With AI helping communicators delve deeper and more precisely into consumer and market insights, they will be equipped to develop more meaningful messages for brands and stakeholders. In an era of fragmented attention, leveraging AI will help astute communicators stay ahead of the competition.
AI will make measurement more actionable.
AI-driven capabilities will enable marketers to glean accurate insights into campaign effectiveness. As listening tools become more accurate and effective, marketers will be better able to quickly and appropriately adjust messages. They’ll identify well-performing platforms and content assets and redirect investments to leverage those that deliver.
AI will shift communicators’ tasks from the mundane to the more interesting.
AI will change the way communications professionals function day-to-day and lessen the time spent on rudimentary tasks like monitoring, reporting, news scanning and sentiment analysis. With these out of the way, communicators will focus on actionable insights, creative breakthroughs and sharper communications strategies.
AI will force brands to be more accurate and transparent.
As technology makes brand and consumer interactions more apparent, brands will pay careful attention to how they position themselves. They will build their identities to match a tech-savvy market, stakeholders and competitors who can easily point out discrepancies. It will be harder to stray from stories borne out by data.
AI will alter brand-consumer engagement.
Sophisticated machine learning will compel more brands to use AI applications like chatbots to engage with consumers. By facilitating reliable, quick, around-the-clock support, AI will take customer service to a new level. It will be incumbent on brands to find ways to quickly take complicated and nuanced issues out of the AI loop.
AI will continue to enable hyper-personalization.

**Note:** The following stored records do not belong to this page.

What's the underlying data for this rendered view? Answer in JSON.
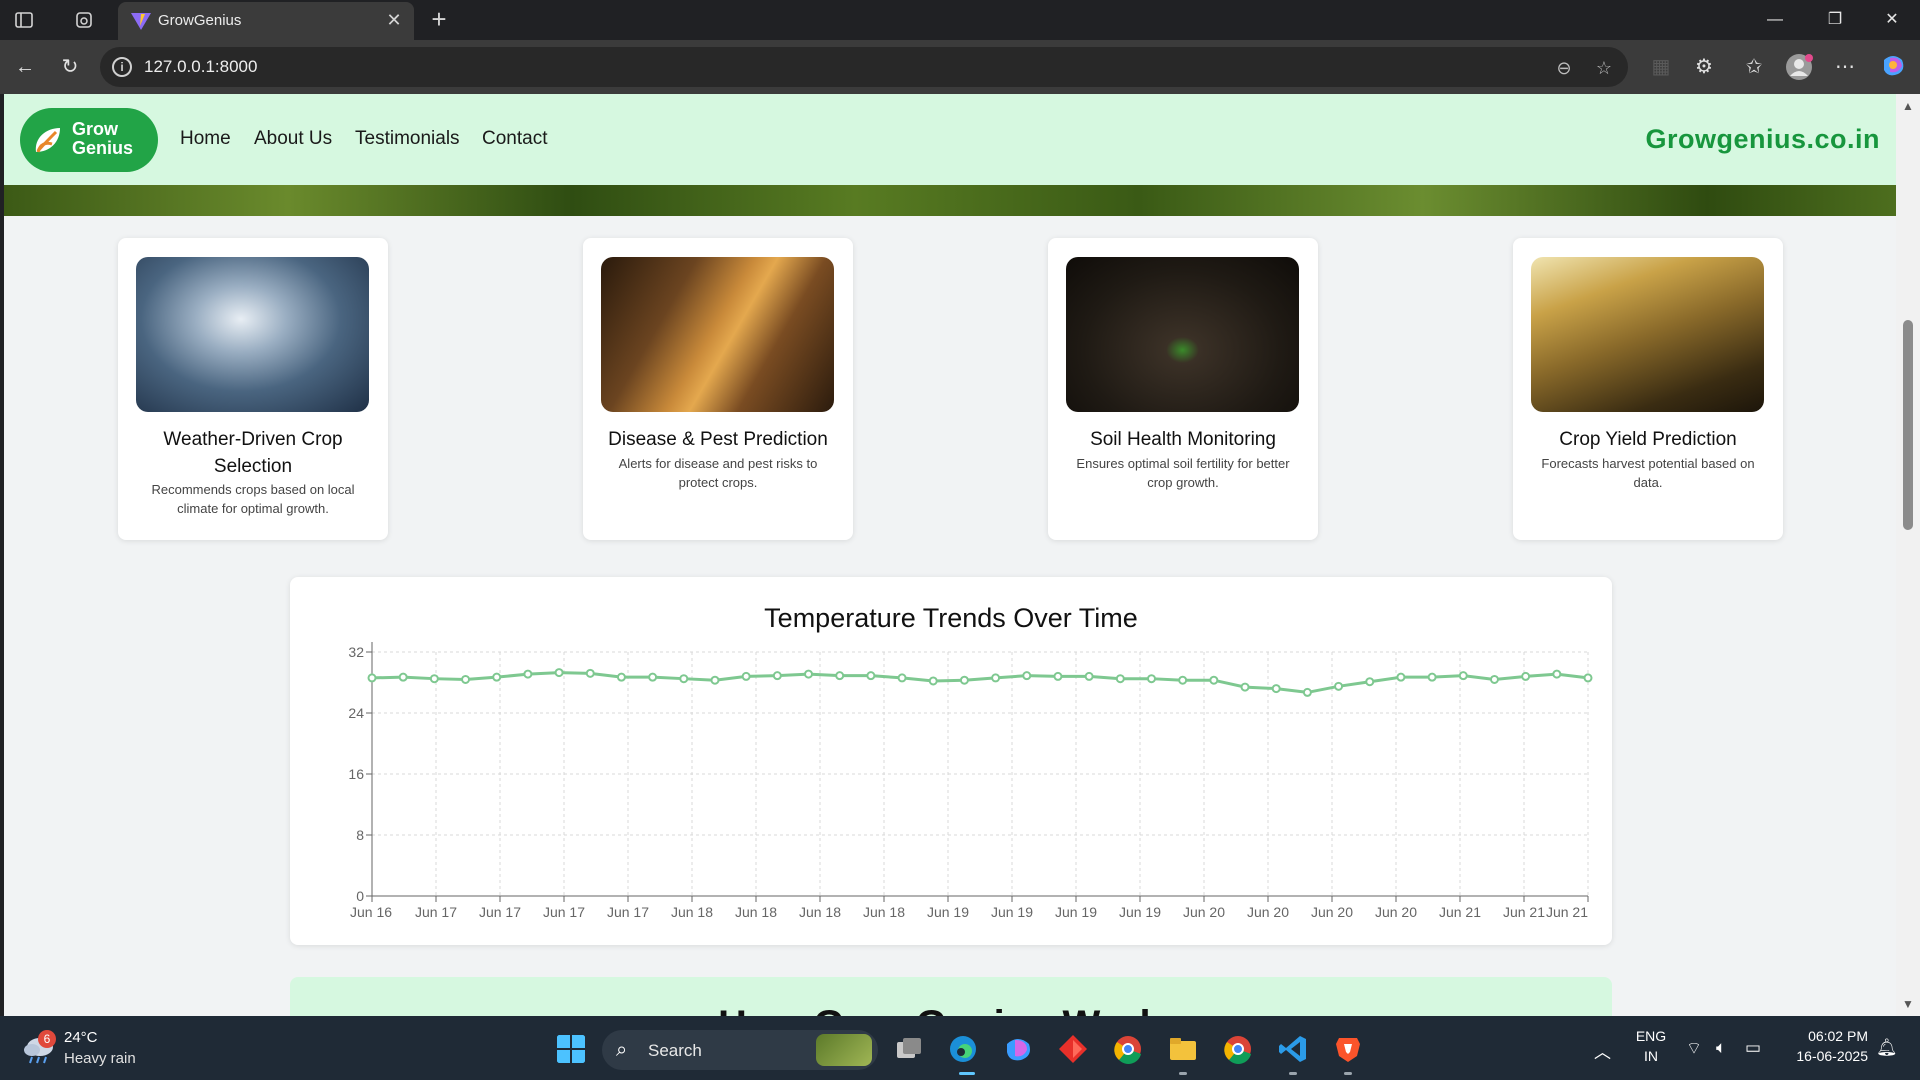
{
  "browser": {
    "tab_title": "GrowGenius",
    "url": "127.0.0.1:8000"
  },
  "navbar": {
    "logo_line1": "Grow",
    "logo_line2": "Genius",
    "links": [
      "Home",
      "About Us",
      "Testimonials",
      "Contact"
    ],
    "site": "Growgenius.co.in"
  },
  "features": [
    {
      "title": "Weather-Driven Crop Selection",
      "desc": "Recommends crops based on local climate for optimal growth."
    },
    {
      "title": "Disease & Pest Prediction",
      "desc": "Alerts for disease and pest risks to protect crops."
    },
    {
      "title": "Soil Health Monitoring",
      "desc": "Ensures optimal soil fertility for better crop growth."
    },
    {
      "title": "Crop Yield Prediction",
      "desc": "Forecasts harvest potential based on data."
    }
  ],
  "chart_data": {
    "type": "line",
    "title": "Temperature Trends Over Time",
    "categories": [
      "Jun 16",
      "Jun 16",
      "Jun 16",
      "Jun 16",
      "Jun 17",
      "Jun 17",
      "Jun 17",
      "Jun 17",
      "Jun 17",
      "Jun 17",
      "Jun 17",
      "Jun 18",
      "Jun 18",
      "Jun 18",
      "Jun 18",
      "Jun 18",
      "Jun 18",
      "Jun 18",
      "Jun 19",
      "Jun 19",
      "Jun 19",
      "Jun 19",
      "Jun 19",
      "Jun 19",
      "Jun 19",
      "Jun 20",
      "Jun 20",
      "Jun 20",
      "Jun 20",
      "Jun 20",
      "Jun 20",
      "Jun 20",
      "Jun 21",
      "Jun 21",
      "Jun 21",
      "Jun 21",
      "Jun 21",
      "Jun 21",
      "Jun 21",
      "Jun 21"
    ],
    "series": [
      {
        "values": [
          28.6,
          28.7,
          28.5,
          28.4,
          28.7,
          29.1,
          29.3,
          29.2,
          28.7,
          28.7,
          28.5,
          28.3,
          28.8,
          28.9,
          29.1,
          28.9,
          28.9,
          28.6,
          28.2,
          28.3,
          28.6,
          28.9,
          28.8,
          28.8,
          28.5,
          28.5,
          28.3,
          28.3,
          27.4,
          27.2,
          26.7,
          27.5,
          28.1,
          28.7,
          28.7,
          28.9,
          28.4,
          28.8,
          29.1,
          28.6
        ]
      }
    ],
    "x_tick_labels": [
      "Jun 16",
      "Jun 17",
      "Jun 17",
      "Jun 17",
      "Jun 17",
      "Jun 18",
      "Jun 18",
      "Jun 18",
      "Jun 18",
      "Jun 19",
      "Jun 19",
      "Jun 19",
      "Jun 19",
      "Jun 20",
      "Jun 20",
      "Jun 20",
      "Jun 20",
      "Jun 21",
      "Jun 21",
      "Jun 21"
    ],
    "y_ticks": [
      0,
      8,
      16,
      24,
      32
    ],
    "ylim": [
      0,
      32
    ],
    "grid": true,
    "color": "#7ec890"
  },
  "next_section": {
    "title": "How GrowGenius Works"
  },
  "taskbar": {
    "weather_temp": "24°C",
    "weather_desc": "Heavy rain",
    "weather_badge": "6",
    "search": "Search",
    "lang1": "ENG",
    "lang2": "IN",
    "time": "06:02 PM",
    "date": "16-06-2025"
  }
}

Marketers will increasingly create tailored communications across the platforms where their consumers spend time. Features like individualized push notifications will make the consumer journey more appealing, seamless and relevant.

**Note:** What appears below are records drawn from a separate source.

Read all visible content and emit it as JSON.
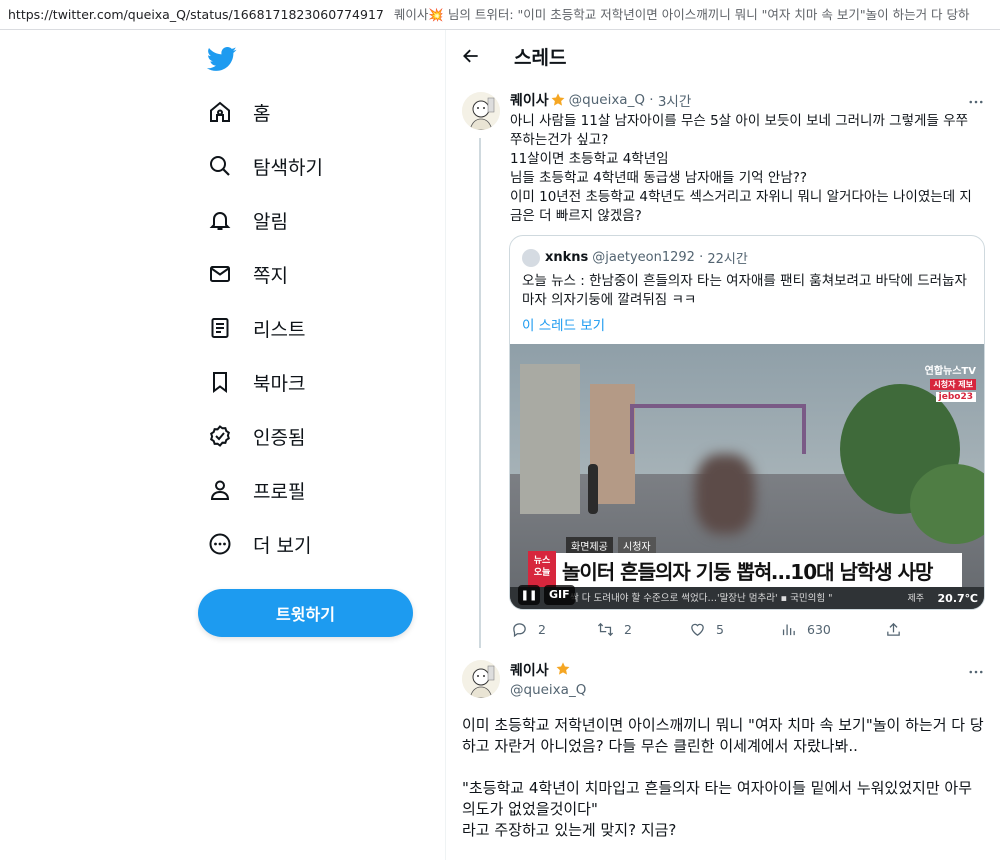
{
  "browser": {
    "url": "https://twitter.com/queixa_Q/status/1668171823060774917",
    "page_title": "퀘이사💥 님의 트위터: \"이미 초등학교 저학년이면 아이스깨끼니 뭐니 \"여자 치마 속 보기\"놀이 하는거 다 당하"
  },
  "sidebar": {
    "items": [
      {
        "label": "홈",
        "icon": "home-icon"
      },
      {
        "label": "탐색하기",
        "icon": "search-icon"
      },
      {
        "label": "알림",
        "icon": "bell-icon"
      },
      {
        "label": "쪽지",
        "icon": "mail-icon"
      },
      {
        "label": "리스트",
        "icon": "list-icon"
      },
      {
        "label": "북마크",
        "icon": "bookmark-icon"
      },
      {
        "label": "인증됨",
        "icon": "verified-icon"
      },
      {
        "label": "프로필",
        "icon": "person-icon"
      },
      {
        "label": "더 보기",
        "icon": "more-circle-icon"
      }
    ],
    "tweet_button": "트윗하기"
  },
  "header": {
    "title": "스레드"
  },
  "tweet1": {
    "name": "퀘이사",
    "handle": "@queixa_Q",
    "time": "3시간",
    "text": "아니 사람들 11살 남자아이를 무슨 5살 아이 보듯이 보네 그러니까 그렇게들 우쭈쭈하는건가 싶고?\n11살이면 초등학교 4학년임\n님들 초등학교 4학년때 동급생 남자애들 기억 안남??\n이미 10년전 초등학교 4학년도 섹스거리고 자위니 뭐니 알거다아는 나이였는데 지금은 더 빠르지 않겠음?",
    "quote": {
      "name": "xnkns",
      "handle": "@jaetyeon1292",
      "time": "22시간",
      "text": "오늘 뉴스 : 한남중이 흔들의자 타는 여자애를 팬티 훔쳐보려고 바닥에 드러눕자마자 의자기둥에 깔려뒤짐 ㅋㅋ",
      "link": "이 스레드 보기",
      "video": {
        "channel": "연합뉴스TV",
        "sub": "시청자 제보",
        "jebo": "jebo23",
        "credit": "화면제공",
        "credit2": "시청자",
        "badge": "뉴스\n오늘",
        "headline": "놀이터 흔들의자 기둥 뽑혀…10대 남학생 사망",
        "ticker": "싹 다 도려내야 할 수준으로 썩었다…'말장난 멈추라'  ▪ 국민의힘 \"",
        "place": "제주",
        "temp": "20.7℃",
        "gif_label": "GIF",
        "pause_label": "❚❚"
      }
    },
    "actions": {
      "replies": "2",
      "retweets": "2",
      "likes": "5",
      "views": "630"
    }
  },
  "tweet2": {
    "name": "퀘이사",
    "handle": "@queixa_Q",
    "text": "이미 초등학교 저학년이면 아이스깨끼니 뭐니 \"여자 치마 속 보기\"놀이 하는거 다 당하고 자란거 아니었음? 다들 무슨 클린한 이세계에서 자랐나봐..\n\n\"초등학교 4학년이 치마입고 흔들의자 타는 여자아이들 밑에서 누워있었지만 아무 의도가 없었을것이다\"\n라고 주장하고 있는게 맞지? 지금?"
  },
  "colors": {
    "accent": "#1d9bf0",
    "text": "#0f1419",
    "muted": "#536471",
    "border": "#cfd9de"
  }
}
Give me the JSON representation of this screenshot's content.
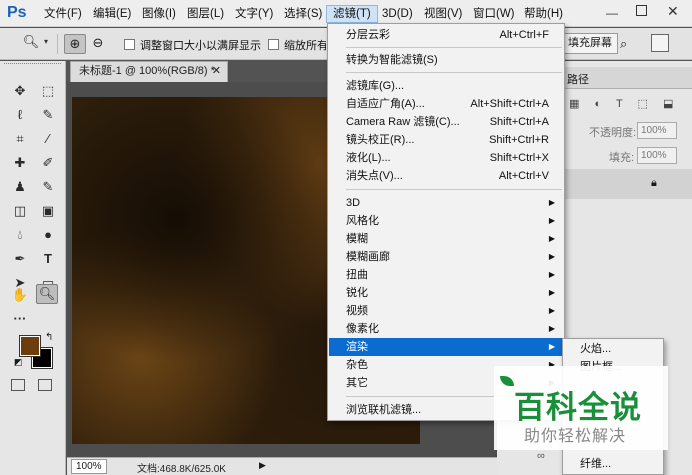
{
  "app": {
    "logo": "Ps"
  },
  "menubar": {
    "items": [
      "文件(F)",
      "编辑(E)",
      "图像(I)",
      "图层(L)",
      "文字(Y)",
      "选择(S)",
      "滤镜(T)",
      "3D(D)",
      "视图(V)",
      "窗口(W)",
      "帮助(H)"
    ],
    "active": "滤镜(T)"
  },
  "options_bar": {
    "resize_windows_label": "调整窗口大小以满屏显示",
    "zoom_all_label": "缩放所有",
    "fill_screen_label": "填充屏幕"
  },
  "document": {
    "tab_title": "未标题-1 @ 100%(RGB/8) *",
    "zoom": "100%",
    "doc_info": "文档:468.8K/625.0K"
  },
  "colors": {
    "foreground": "#6b3e0b",
    "background": "#000000",
    "menu_highlight": "#0a6ccf"
  },
  "right_panel": {
    "tab_path": "路径",
    "opacity_label": "不透明度:",
    "opacity_value": "100%",
    "fill_label": "填充:",
    "fill_value": "100%"
  },
  "filter_menu": {
    "items": [
      {
        "label": "分层云彩",
        "shortcut": "Alt+Ctrl+F"
      },
      {
        "label": "转换为智能滤镜(S)",
        "shortcut": ""
      },
      {
        "label": "滤镜库(G)...",
        "shortcut": ""
      },
      {
        "label": "自适应广角(A)...",
        "shortcut": "Alt+Shift+Ctrl+A"
      },
      {
        "label": "Camera Raw 滤镜(C)...",
        "shortcut": "Shift+Ctrl+A"
      },
      {
        "label": "镜头校正(R)...",
        "shortcut": "Shift+Ctrl+R"
      },
      {
        "label": "液化(L)...",
        "shortcut": "Shift+Ctrl+X"
      },
      {
        "label": "消失点(V)...",
        "shortcut": "Alt+Ctrl+V"
      },
      {
        "label": "3D",
        "shortcut": ""
      },
      {
        "label": "风格化",
        "shortcut": ""
      },
      {
        "label": "模糊",
        "shortcut": ""
      },
      {
        "label": "模糊画廊",
        "shortcut": ""
      },
      {
        "label": "扭曲",
        "shortcut": ""
      },
      {
        "label": "锐化",
        "shortcut": ""
      },
      {
        "label": "视频",
        "shortcut": ""
      },
      {
        "label": "像素化",
        "shortcut": ""
      },
      {
        "label": "渲染",
        "shortcut": ""
      },
      {
        "label": "杂色",
        "shortcut": ""
      },
      {
        "label": "其它",
        "shortcut": ""
      },
      {
        "label": "浏览联机滤镜...",
        "shortcut": ""
      }
    ],
    "highlighted": "渲染"
  },
  "render_submenu": {
    "items": [
      "火焰...",
      "图片框...",
      "纤维..."
    ]
  },
  "watermark": {
    "title": "百科全说",
    "subtitle": "助你轻松解决"
  }
}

AI will change how we view ethics.
Our growing dependence on AI technology will force ethical concerns like data privacy, consumer security and yet-to-emerge issues into the spotlight. We expect communicators to quickly shape new ethics codes with guidelines for the algorithm era.
AI will transform the agency and communication team structure.
AI will replace some jobs, enhance others and revolutionize how agency teams work and interact. Work processes and team relationships will adjust as innovation becomes a key ingredient of success.
AI will not replace humans; it will augment human roles and make them smarter and more agile.
There are more positives than negatives to having AI in the workplace. AI-driven insights will help communicators understand more about their stakeholders, markets and work, saving them time and increasing efficiency and productivity.
For further information and media contacts: Michael Echter, email@example.com +1 646 500 791
MSL is Publicis Groupe’s public relations and integrated communications network, one of the world’s largest. It provides strategic counsel and creative thinking while championing its clients’ interests through fearless and insightful campaigns that engage multiple perspectives and holistic thinking to build influence and deliver impact. With more than 3,100 people across more than 114 offices worldwide, MSL is also the largest PR network in Europe, and the fastest growing in China and India.
About Publicis Communications
Publicis Communications is one of the four solutions hubs of Publicis Groupe, alongside Publicis Media, Publicis.Sapient and Publicis Healthcare. Publicis Communications unites the Groupe’s creative offering: Publicis Worldwide, Leo Burnett, Saatchi & Saatchi, BBH, Fallon, Marcel, Prodigious, a global production leader, and MSL, specializing in strategic communications. Present in 20 markets, Publicis Communications aims to be the indispensable creative partner in their clients’ transformation. Publicis Communications draws upon the expertise of over 30,000 employees.